“I’m very concerned about the effects of this new technology on our citizens’ right to privacy,” Inslee said before vetoing a bill that would have put restrictions on how public agencies are allowed to use drones.
House Bill 2789 would have required public agencies such as police departments to obtain a warrant before using a drone, except during emergencies when there is immediate danger of death or injury. It also would have allowed drones to be used for training, testing, wildlife and environmental monitoring.
Calling it “one of the most complex bills” his office has analyzed, Inslee said the measure contained too many ambiguities. In particular, he said the bill has conflicting provisions on the “disclosure and destruction” of personal information collected by the drones.
Inslee said his office will create a task force to study the issue and come up with a new drone bill for the 2015 legislative session.

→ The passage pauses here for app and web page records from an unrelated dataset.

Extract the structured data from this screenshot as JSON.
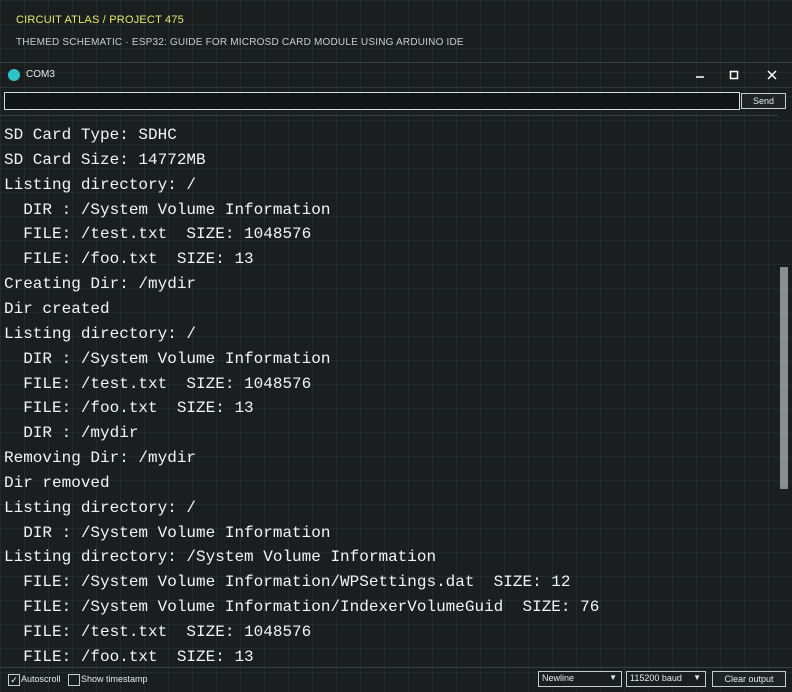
{
  "header": {
    "brand": "CIRCUIT ATLAS / PROJECT 475",
    "subtitle": "THEMED SCHEMATIC · ESP32: GUIDE FOR MICROSD CARD MODULE USING ARDUINO IDE"
  },
  "window": {
    "title": "COM3",
    "icon": "serial-port-icon",
    "controls": {
      "minimize": "—",
      "maximize": "☐",
      "close": "✕"
    }
  },
  "input": {
    "value": "",
    "send_label": "Send"
  },
  "output": {
    "lines": [
      "SD Card Type: SDHC",
      "SD Card Size: 14772MB",
      "Listing directory: /",
      "  DIR : /System Volume Information",
      "  FILE: /test.txt  SIZE: 1048576",
      "  FILE: /foo.txt  SIZE: 13",
      "Creating Dir: /mydir",
      "Dir created",
      "Listing directory: /",
      "  DIR : /System Volume Information",
      "  FILE: /test.txt  SIZE: 1048576",
      "  FILE: /foo.txt  SIZE: 13",
      "  DIR : /mydir",
      "Removing Dir: /mydir",
      "Dir removed",
      "Listing directory: /",
      "  DIR : /System Volume Information",
      "Listing directory: /System Volume Information",
      "  FILE: /System Volume Information/WPSettings.dat  SIZE: 12",
      "  FILE: /System Volume Information/IndexerVolumeGuid  SIZE: 76",
      "  FILE: /test.txt  SIZE: 1048576",
      "  FILE: /foo.txt  SIZE: 13"
    ]
  },
  "footer": {
    "autoscroll_label": "Autoscroll",
    "autoscroll_checked": true,
    "timestamp_label": "Show timestamp",
    "timestamp_checked": false,
    "line_ending": "Newline",
    "baud_rate": "115200 baud",
    "clear_label": "Clear output"
  },
  "colors": {
    "background": "#1b1e1f",
    "brand": "#e6e86a",
    "icon_accent": "#2fc3c8",
    "text": "#f2f5f4"
  }
}
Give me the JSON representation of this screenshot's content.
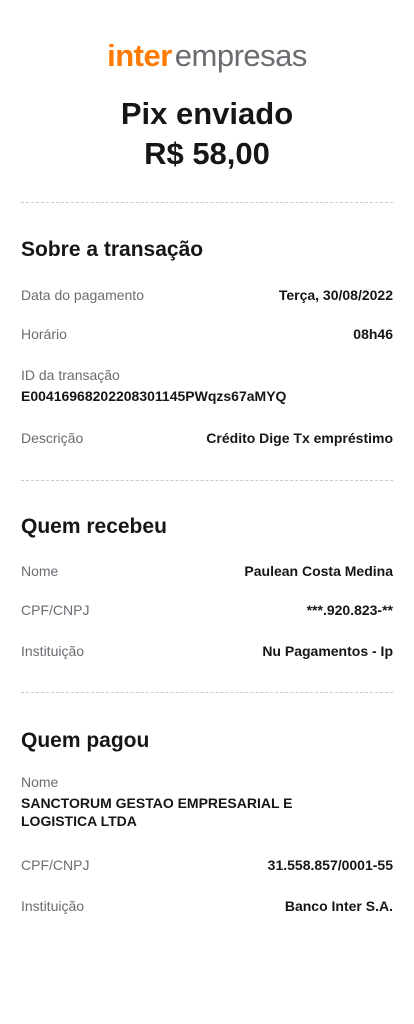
{
  "brand": {
    "part1": "inter",
    "part2": "empresas"
  },
  "header": {
    "title": "Pix enviado",
    "amount": "R$ 58,00"
  },
  "transacao": {
    "heading": "Sobre a transação",
    "data_label": "Data do pagamento",
    "data_value": "Terça, 30/08/2022",
    "horario_label": "Horário",
    "horario_value": "08h46",
    "id_label": "ID da transação",
    "id_value": "E00416968202208301145PWqzs67aMYQ",
    "descricao_label": "Descrição",
    "descricao_value": "Crédito Dige Tx empréstimo"
  },
  "recebeu": {
    "heading": "Quem recebeu",
    "nome_label": "Nome",
    "nome_value": "Paulean Costa Medina",
    "cpf_label": "CPF/CNPJ",
    "cpf_value": "***.920.823-**",
    "inst_label": "Instituição",
    "inst_value": "Nu Pagamentos - Ip"
  },
  "pagou": {
    "heading": "Quem pagou",
    "nome_label": "Nome",
    "nome_value": "SANCTORUM GESTAO EMPRESARIAL E LOGISTICA LTDA",
    "cpf_label": "CPF/CNPJ",
    "cpf_value": "31.558.857/0001-55",
    "inst_label": "Instituição",
    "inst_value": "Banco Inter S.A."
  }
}
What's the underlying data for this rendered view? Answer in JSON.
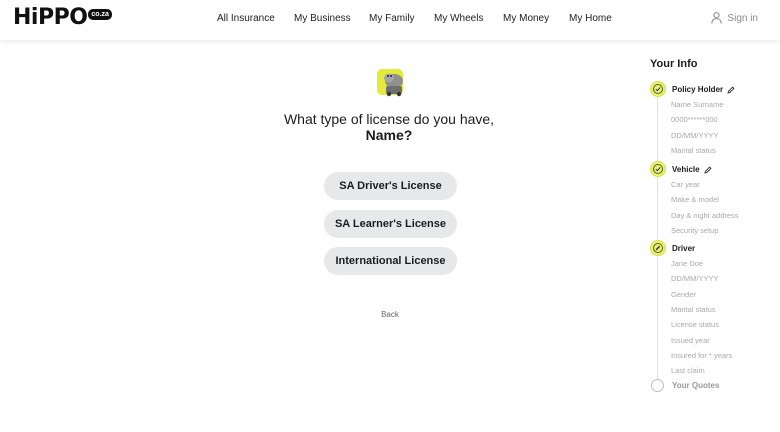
{
  "header": {
    "logo_word": "HiPPO",
    "logo_tld": "co.za",
    "nav": [
      "All Insurance",
      "My Business",
      "My Family",
      "My Wheels",
      "My Money",
      "My Home"
    ],
    "sign_in": "Sign in"
  },
  "main": {
    "question_line1": "What type of license do you have,",
    "question_name": "Name?",
    "options": [
      "SA Driver's License",
      "SA Learner's License",
      "International License"
    ],
    "back": "Back"
  },
  "sidebar": {
    "title": "Your Info",
    "steps": [
      {
        "title": "Policy Holder",
        "items": [
          "Name Surname",
          "0000******000",
          "DD/MM/YYYY",
          "Marital status"
        ]
      },
      {
        "title": "Vehicle",
        "items": [
          "Car year",
          "Make & model",
          "Day & night address",
          "Security setup"
        ]
      },
      {
        "title": "Driver",
        "items": [
          "Jane Doe",
          "DD/MM/YYYY",
          "Gender",
          "Marital status",
          "License status",
          "Issued year",
          "Insured for * years",
          "Last claim"
        ]
      },
      {
        "title": "Your Quotes",
        "items": []
      }
    ]
  },
  "colors": {
    "accent": "#e8f36a",
    "button_bg": "#e7e8ea"
  }
}
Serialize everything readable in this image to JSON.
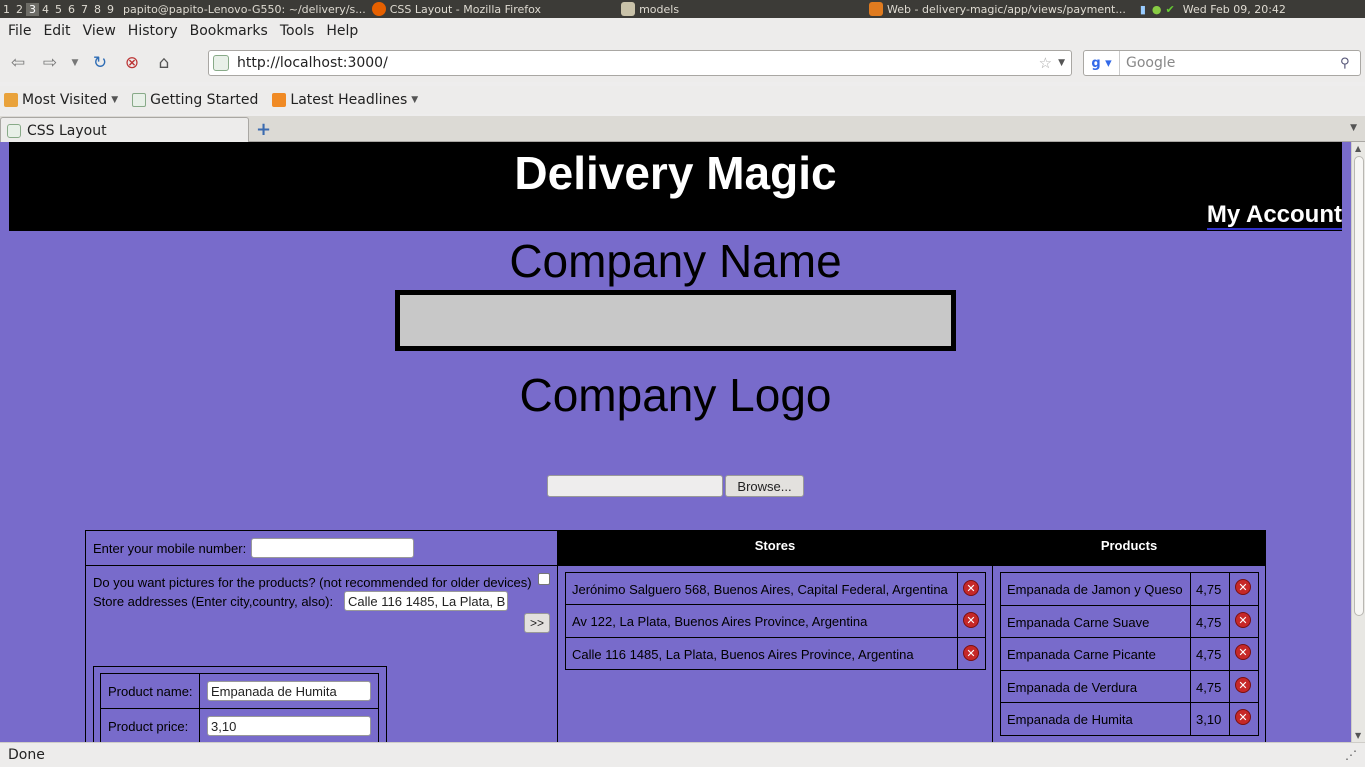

He said he is calling for legislation that provides a “clear and unambiguous” framework for government use of drones.
One of the drone bill’s sponsors, Rep. Jeff Morris, D-Mount Vernon, released a statement saying he was disappointed the governor vetoed a “well-worked, forward-looking” bill that was intended to “protect citizens from being spied on by their government without legal approval.”
“The measure passed both the House and the Senate with strong bipartisan support. It specifically permitted the use of drones for forest-fire surveillance, wildlife management, military training, and emergencies proclaimed by the governor, and it allowed development of the technology to continue,” Morris said. “It’s unfortunate that it’s so difficult to override a veto once regular session has ended. But I will continue working to ensure that we control technology – technology doesn’t control us.”